Why is it so difficult to convince everyone else that we work
just as hard as they do? One unfortunate truth is that a “writer” often seems to evoke romantic notions of a person of leisure dabbling in the literary arts the way someone else might sketch the family dog after dinner.
I’ve found that these antiquated notions of writer as dilettante are often perpetuated online as well. Do a
Google images search for “writer,” and you’ll find that a clear majority of the results feature a pen and paper, including more than one reference to a quill pen now used mainly for calligraphy.
When I was a full-time journalist at a daily newspaper in New York (OK, not the Daily Planet), everyone immediately grasped what I did. Do another Google images search
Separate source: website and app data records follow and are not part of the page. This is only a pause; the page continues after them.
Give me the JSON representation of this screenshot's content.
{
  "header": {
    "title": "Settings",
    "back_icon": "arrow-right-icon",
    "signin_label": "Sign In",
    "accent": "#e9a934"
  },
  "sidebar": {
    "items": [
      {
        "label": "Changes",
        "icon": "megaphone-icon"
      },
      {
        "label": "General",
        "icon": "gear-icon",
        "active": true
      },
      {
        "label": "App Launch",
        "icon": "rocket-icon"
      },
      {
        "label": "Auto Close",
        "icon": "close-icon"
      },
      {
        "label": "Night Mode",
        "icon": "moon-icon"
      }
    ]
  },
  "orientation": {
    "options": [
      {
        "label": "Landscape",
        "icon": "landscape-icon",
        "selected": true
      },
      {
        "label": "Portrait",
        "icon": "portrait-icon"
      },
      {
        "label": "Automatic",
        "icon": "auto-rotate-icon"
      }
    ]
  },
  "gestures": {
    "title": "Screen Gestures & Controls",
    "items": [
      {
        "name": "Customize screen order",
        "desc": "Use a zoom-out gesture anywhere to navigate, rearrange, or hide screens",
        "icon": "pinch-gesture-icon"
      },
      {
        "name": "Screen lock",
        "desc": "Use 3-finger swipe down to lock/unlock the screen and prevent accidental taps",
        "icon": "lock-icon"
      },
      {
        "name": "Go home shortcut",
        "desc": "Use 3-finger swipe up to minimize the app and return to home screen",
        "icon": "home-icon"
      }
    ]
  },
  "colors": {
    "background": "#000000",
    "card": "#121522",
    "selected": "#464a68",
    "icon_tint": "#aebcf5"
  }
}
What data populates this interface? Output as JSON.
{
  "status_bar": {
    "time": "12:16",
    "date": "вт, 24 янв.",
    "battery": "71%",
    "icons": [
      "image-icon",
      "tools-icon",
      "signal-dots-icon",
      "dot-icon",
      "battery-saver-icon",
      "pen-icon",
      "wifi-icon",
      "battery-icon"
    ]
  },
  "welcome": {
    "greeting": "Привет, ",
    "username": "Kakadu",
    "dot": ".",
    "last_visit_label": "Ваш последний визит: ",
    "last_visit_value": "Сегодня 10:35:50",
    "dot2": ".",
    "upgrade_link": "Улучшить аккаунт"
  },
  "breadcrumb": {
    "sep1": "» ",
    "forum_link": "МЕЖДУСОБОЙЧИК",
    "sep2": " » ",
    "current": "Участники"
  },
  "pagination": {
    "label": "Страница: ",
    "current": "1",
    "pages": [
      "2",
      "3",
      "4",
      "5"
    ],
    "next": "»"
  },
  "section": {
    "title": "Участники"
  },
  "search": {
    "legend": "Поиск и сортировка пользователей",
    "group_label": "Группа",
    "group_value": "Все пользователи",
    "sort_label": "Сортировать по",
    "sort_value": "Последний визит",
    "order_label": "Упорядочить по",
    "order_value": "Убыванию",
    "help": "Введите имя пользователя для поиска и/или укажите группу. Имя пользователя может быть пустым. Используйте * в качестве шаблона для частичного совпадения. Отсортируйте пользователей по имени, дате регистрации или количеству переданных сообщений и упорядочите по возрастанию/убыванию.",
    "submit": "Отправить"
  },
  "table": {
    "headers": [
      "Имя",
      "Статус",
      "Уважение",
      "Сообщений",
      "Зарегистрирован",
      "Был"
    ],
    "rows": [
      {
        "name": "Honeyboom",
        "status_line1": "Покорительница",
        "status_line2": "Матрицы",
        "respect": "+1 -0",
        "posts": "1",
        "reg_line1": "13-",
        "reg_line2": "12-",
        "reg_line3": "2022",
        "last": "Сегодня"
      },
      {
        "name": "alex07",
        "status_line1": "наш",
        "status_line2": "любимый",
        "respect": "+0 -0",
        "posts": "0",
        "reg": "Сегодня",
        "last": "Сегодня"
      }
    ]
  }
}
for “journalist” or “reporter,” and you’ll commonly see a microphone, camera, or reporter’s notepad – all well-acknowledged tools of an active, professional trade.
Leaving a lasting impression
For those confused by your job description, try referring to yourself as a journalist and see if you get more traction. The word may spur its own faulty assumptions, but it also solidifies the notion that you have deadlines and a “real job.”
Once you’ve established those expectations, you can fill in the details about what your writing really entails.
Refer to your clients by name. Choose a favorite project and develop talking points around what you did and where your work appeared.
A few weeks ago, I participated in an “elevator-pitch workshop,” with the goal of
succinctly stating what I do for a living and making a memorable first impression. The exercise was more difficult that I had imagined, but refining my introduction in front of a friendly audience helped me understand what resonated and what was confusing. I finally struck a chord by introducing myself as “a journalist who loves translating science into stories.” With a few words I had become Clark Kent and established my true identity as a full-time professional – minus the superhero tights.